Meeting an Unfilled Food Animal Need for β-carotene Non-Vitamin A Function with OxC-beta™ Livestock

Feeding trials in multiple animal species have demonstrated the clear and reproducible benefits of providing supplemental OxBC in the form of OxC-beta™ Livestock, over and above supplemental vitamin A. As there is no vitamin A or β-carotene present in OxC-beta™ Livestock and it is without vitamin A activity, any benefits observed with OxBC supplementation therefore must be independent of both vitamin A and intact β-carotene itself. Trial results, together with supporting in vitro studies, clearly point to the β-carotene oxidation products in OxBC being the actual source of the observed benefits. When added to livestock feed the mixture of small molecule and copolymer compounds in OxBC uniquely allows the substance to enhance flavour and support immune function, respectively. Benefits can include increased feed consumption from enhanced flavour and a variety of beneficial effects flowing from sustained support and maintenance of immune function.

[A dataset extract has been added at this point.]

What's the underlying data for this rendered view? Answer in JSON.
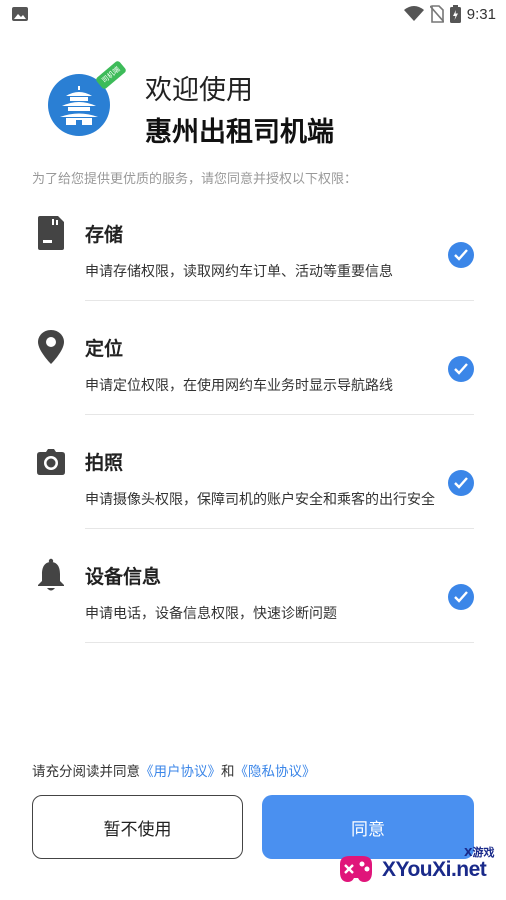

The OxBC active present in OxC-beta™ Livestock premix has demonstrated benefits in trials with thousands of animals in different countries and under a variety of conditions. These outcomes are consistent with this naturally occurring oxidized form of β-carotene contributing to a better-balanced feed ration by compensating for the lack or deficiency of what is a previously unrecognized dietary forage component.

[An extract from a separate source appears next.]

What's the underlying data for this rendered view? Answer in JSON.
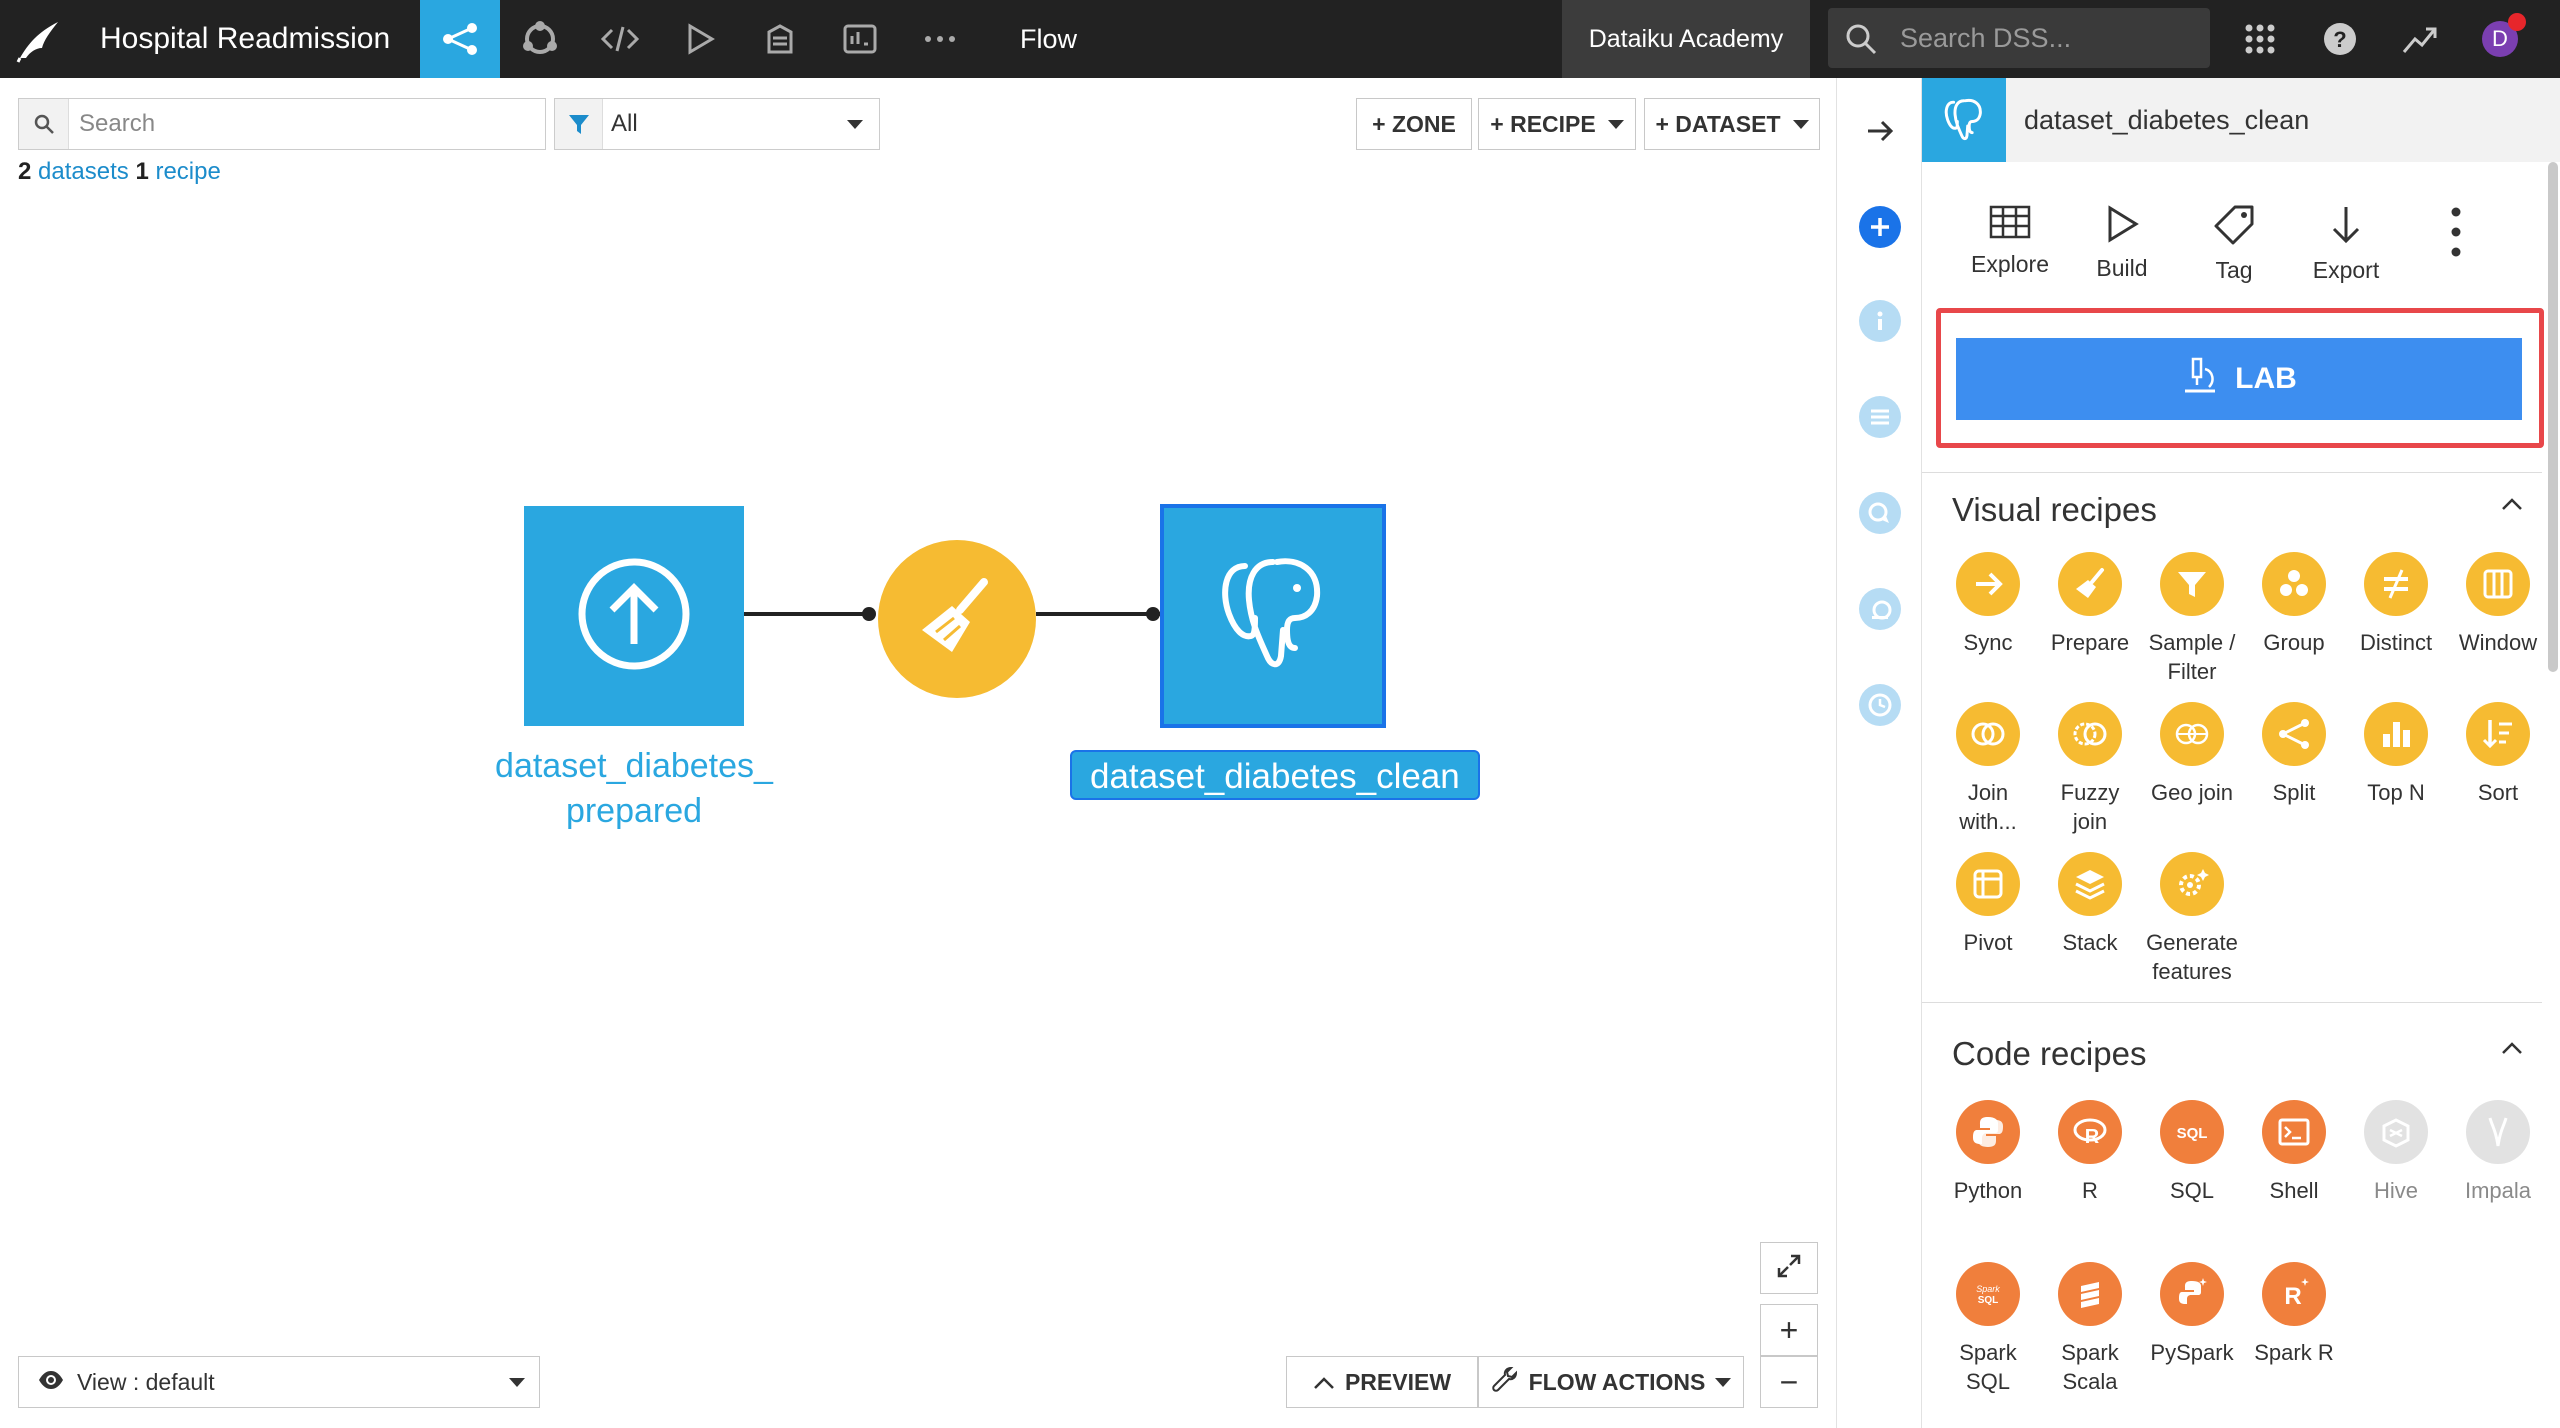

Companion Animals Also Benefit from OxC-beta™ Products

Oximunol™ tablets, Vivamune™ chews and, most recently, Dr Tobias All-in-One Dog Chews have been available for canines for more than 8 years, With over 1 million administrations, clearly observed benefits include supporting or promoting healthy skin and coat, healthy joint function, normal mobility and normal intestinal function.

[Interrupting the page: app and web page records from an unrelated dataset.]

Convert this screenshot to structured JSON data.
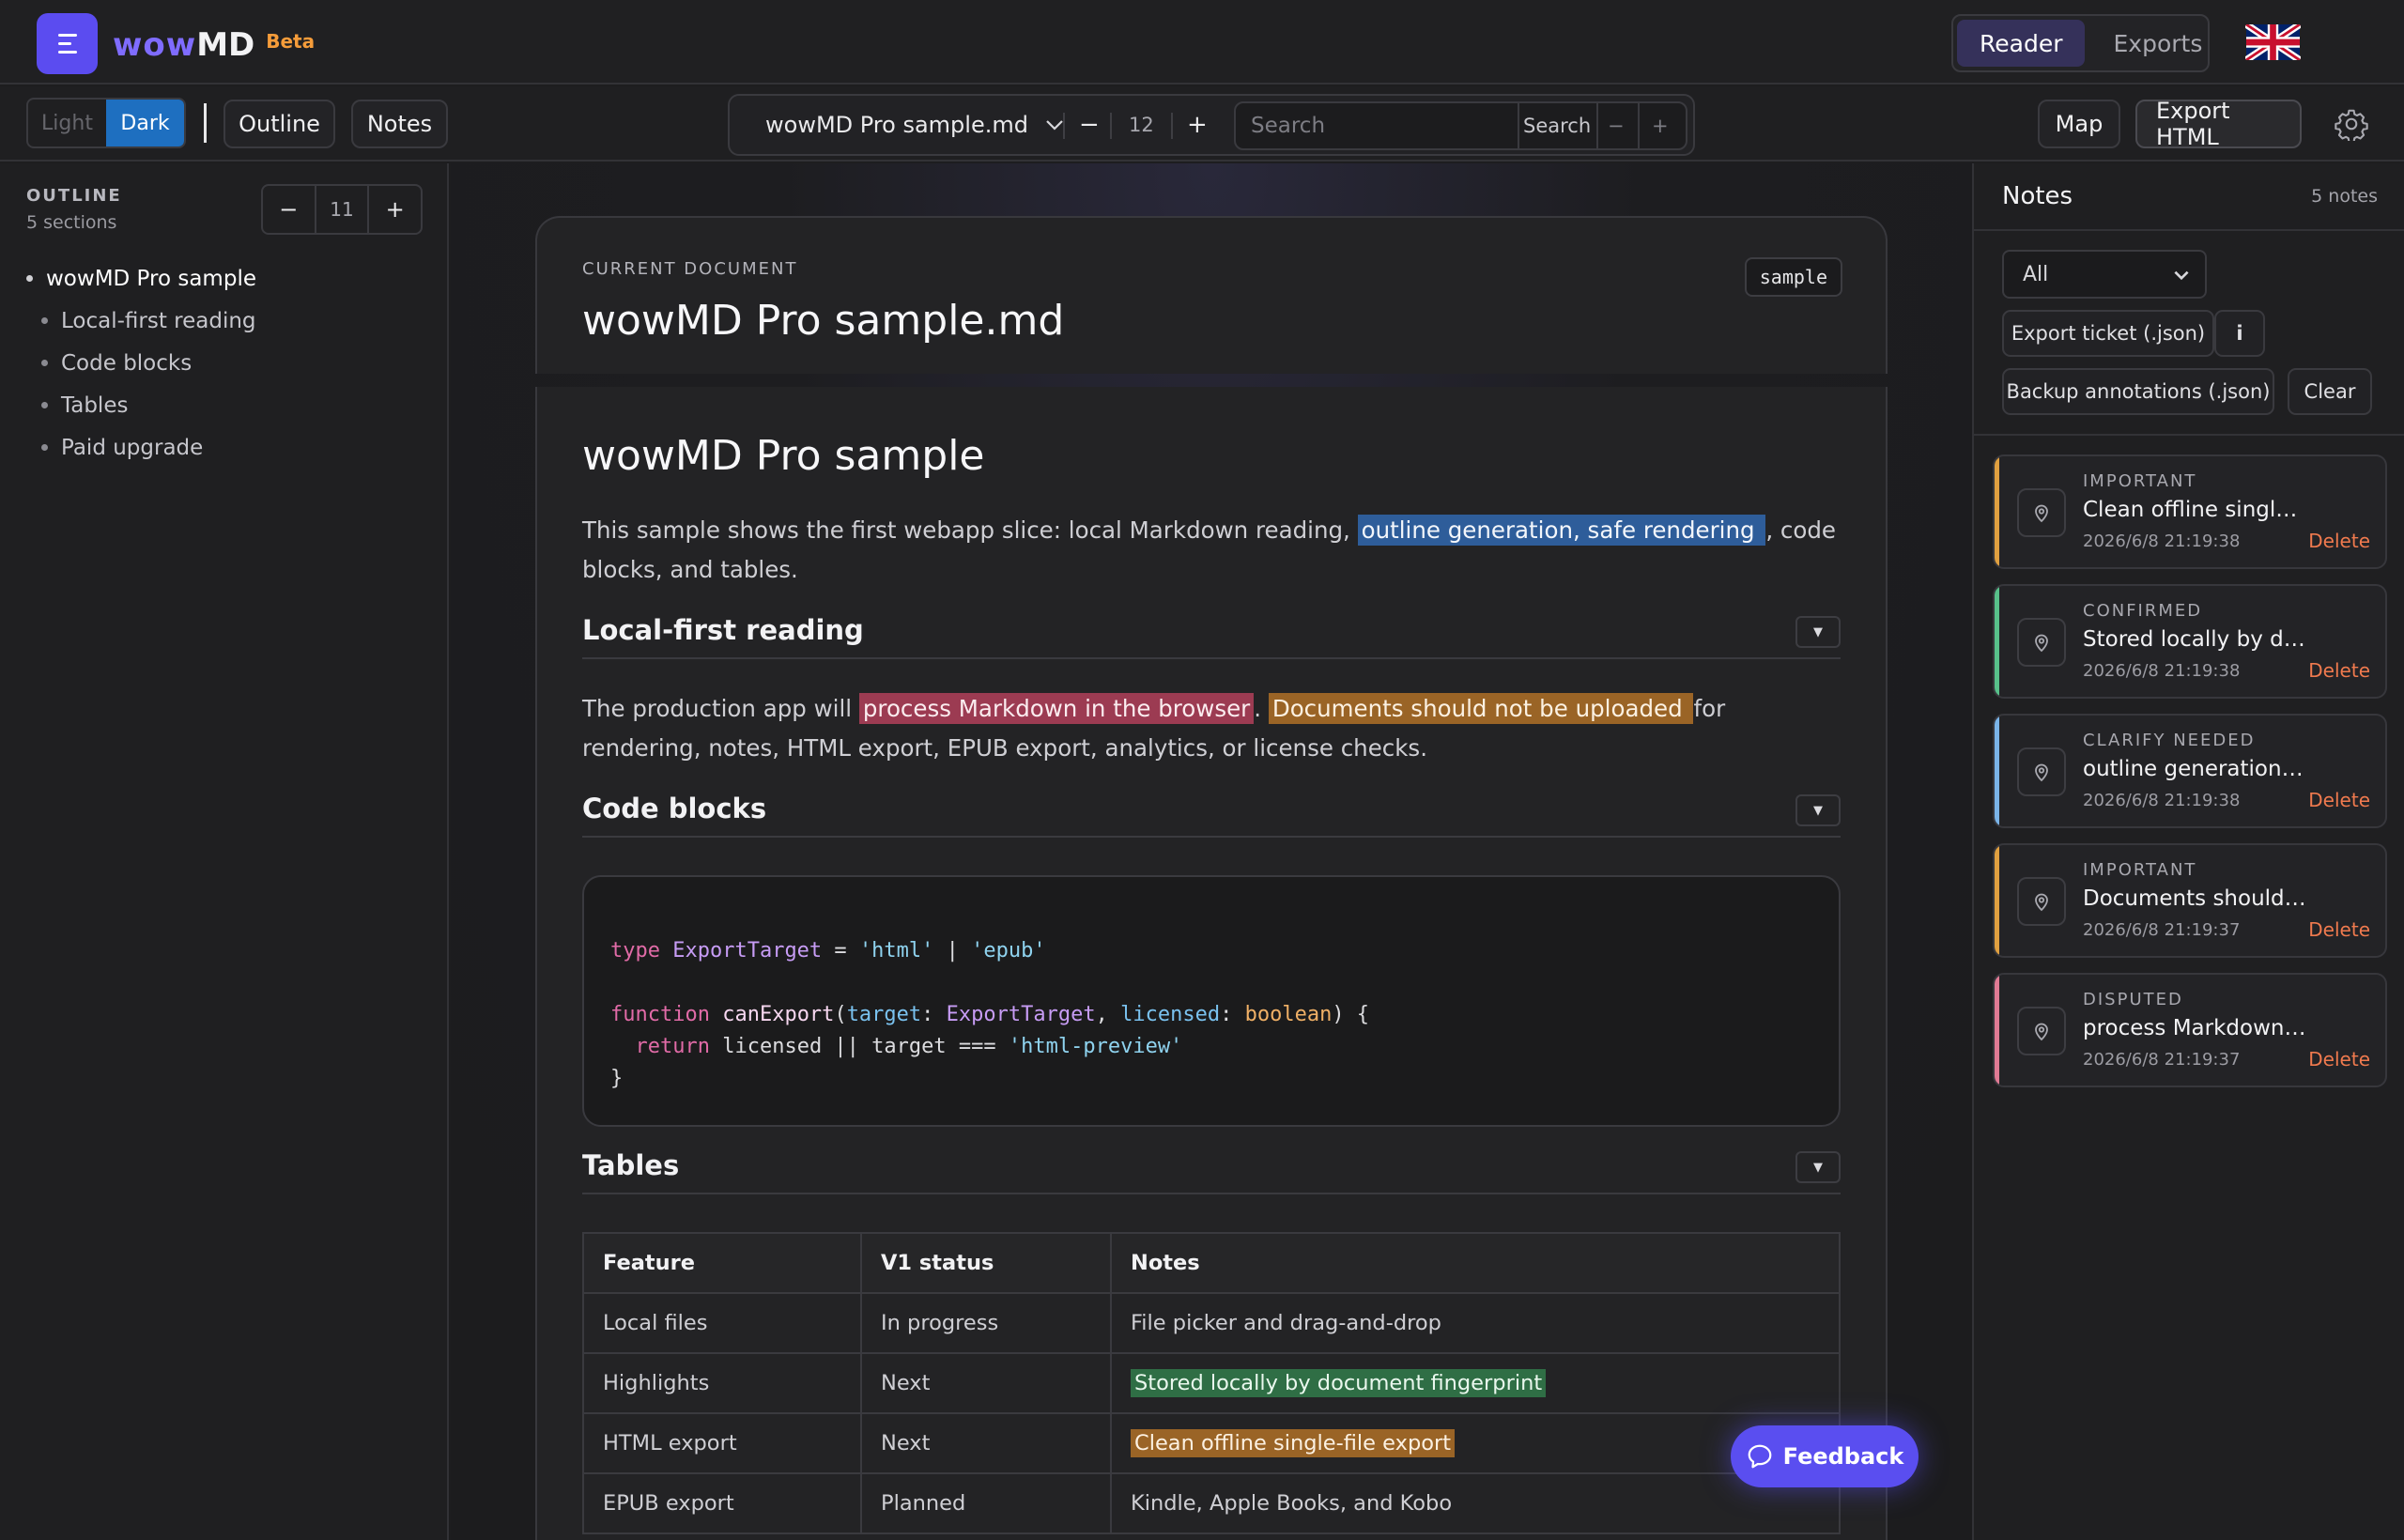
{
  "app": {
    "brand_wow": "wow",
    "brand_md": "MD",
    "beta": "Beta"
  },
  "top_tabs": [
    {
      "label": "Reader",
      "active": true
    },
    {
      "label": "Exports",
      "active": false
    }
  ],
  "toolbar": {
    "theme_light": "Light",
    "theme_dark": "Dark",
    "outline_btn": "Outline",
    "notes_btn": "Notes",
    "doc_name": "wowMD Pro sample.md",
    "font_minus": "−",
    "font_size": "12",
    "font_plus": "+",
    "search_placeholder": "Search",
    "search_btn": "Search",
    "search_prev": "−",
    "search_next": "+",
    "map_btn": "Map",
    "export_btn": "Export HTML"
  },
  "sidebar": {
    "label": "OUTLINE",
    "count": "5 sections",
    "stepper_minus": "−",
    "stepper_value": "11",
    "stepper_plus": "+",
    "items": [
      {
        "label": "wowMD Pro sample",
        "level": 1
      },
      {
        "label": "Local-first reading",
        "level": 2
      },
      {
        "label": "Code blocks",
        "level": 2
      },
      {
        "label": "Tables",
        "level": 2
      },
      {
        "label": "Paid upgrade",
        "level": 2
      }
    ]
  },
  "document": {
    "current_label": "CURRENT DOCUMENT",
    "title": "wowMD Pro sample.md",
    "tag": "sample",
    "h1": "wowMD Pro sample",
    "intro_1": "This sample shows the first webapp slice: local Markdown reading, ",
    "intro_hl": "outline generation, safe rendering ",
    "intro_2": ", code blocks, and tables.",
    "sec1_title": "Local-first reading",
    "sec1_p1": "The production app will ",
    "sec1_hl1": "process Markdown in the browser",
    "sec1_p2": ". ",
    "sec1_hl2": "Documents should not be uploaded ",
    "sec1_p3": " for rendering, notes, HTML export, EPUB export, analytics, or license checks.",
    "sec2_title": "Code blocks",
    "code": {
      "l1_kw": "type",
      "l1_ty": "ExportTarget",
      "l1_eq": " = ",
      "l1_s1": "'html'",
      "l1_bar": " | ",
      "l1_s2": "'epub'",
      "l2_kw": "function",
      "l2_fn": "canExport",
      "l2_p1": "target",
      "l2_ty": "ExportTarget",
      "l2_p2": "licensed",
      "l2_bo": "boolean",
      "l3_kw": "return",
      "l3_rest": " licensed || target === ",
      "l3_s": "'html-preview'",
      "l4": "}"
    },
    "sec3_title": "Tables",
    "table": {
      "headers": [
        "Feature",
        "V1 status",
        "Notes"
      ],
      "rows": [
        [
          "Local files",
          "In progress",
          "File picker and drag-and-drop"
        ],
        [
          "Highlights",
          "Next",
          "Stored locally by document fingerprint"
        ],
        [
          "HTML export",
          "Next",
          "Clean offline single-file export"
        ],
        [
          "EPUB export",
          "Planned",
          "Kindle, Apple Books, and Kobo"
        ]
      ]
    }
  },
  "feedback": "Feedback",
  "notes_panel": {
    "title": "Notes",
    "count": "5 notes",
    "filter": "All",
    "export_ticket": "Export ticket (.json)",
    "info": "i",
    "backup": "Backup annotations (.json)",
    "clear": "Clear",
    "delete_label": "Delete",
    "items": [
      {
        "kind": "IMPORTANT",
        "text": "Clean offline single-file export",
        "time": "2026/6/8 21:19:38",
        "color": "#e0a040"
      },
      {
        "kind": "CONFIRMED",
        "text": "Stored locally by document fingerprint",
        "time": "2026/6/8 21:19:38",
        "color": "#58c08a"
      },
      {
        "kind": "CLARIFY NEEDED",
        "text": "outline generation, safe rendering",
        "time": "2026/6/8 21:19:38",
        "color": "#7ab4e8"
      },
      {
        "kind": "IMPORTANT",
        "text": "Documents should not be uploaded",
        "time": "2026/6/8 21:19:37",
        "color": "#e0a040"
      },
      {
        "kind": "DISPUTED",
        "text": "process Markdown in the browser",
        "time": "2026/6/8 21:19:37",
        "color": "#e07a94"
      }
    ]
  }
}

Oxidation of β-carotene is a unifying concept that explains both the micronutrient’s vitamin A and non-vitamin A activities. The extended system of double bonds common to all carotenoids means these other naturally occurring compounds also are potentially capable of related non-vitamin A activities.


References

  1. Burton, G. W.; Daroszewski, J.; Nickerson, J. G.; Johnston, J. B.; Mogg, T. J.; Nikiforov, G. B. ß-Carotene autoxidation: oxygen copolymerization, non-vitamin A products and immunological activity. J. Chem. 2014, 92, 305-316. DOI: 10.1139/cjc-2013-0494 (Open Access).
  2. EFSA Scientific Opinion on the safety and efficacy of beta‐carotene as a feed additive for all animal species and categories. EFSA Journal 2012, 10, 2737 (Open Access).
  3. Johnston, J. B.; Nickerson, J. G.; Daroszewski, J.; Mogg, T. J.; Burton, G. W. Biologically active polymers from spontaneous carotenoid oxidation. A new frontier in carotenoid activity. PLoS ONE 2014, 9, e111346 (Open Access).
  4. Burton, G. W.; Daroszewski, J.; Mogg, T. J.; Nikiforov, G. B.; Nickerson, J. G. Discovery and Characterization of Carotenoid-Oxygen Copolymers in Fruits and Vegetables with Potential Health Benefits. J Agric Food Chem 2016, 64, 3767-3777 (Open Access).
  5. Schaub, P.; Wust, F.; Koschmieder, J.; Yu, Q.; Virk, P.; Tohme, J.; Beyer, P. Nonenzymatic beta-Carotene Degradation in Provitamin A-Biofortified Crop Plants. J Agric Food Chem 2017, 65, 6588-6598 (an abstract of the article is available at: https://pubs.acs.org/doi/abs/10.1021/acs.jafc.7b01693).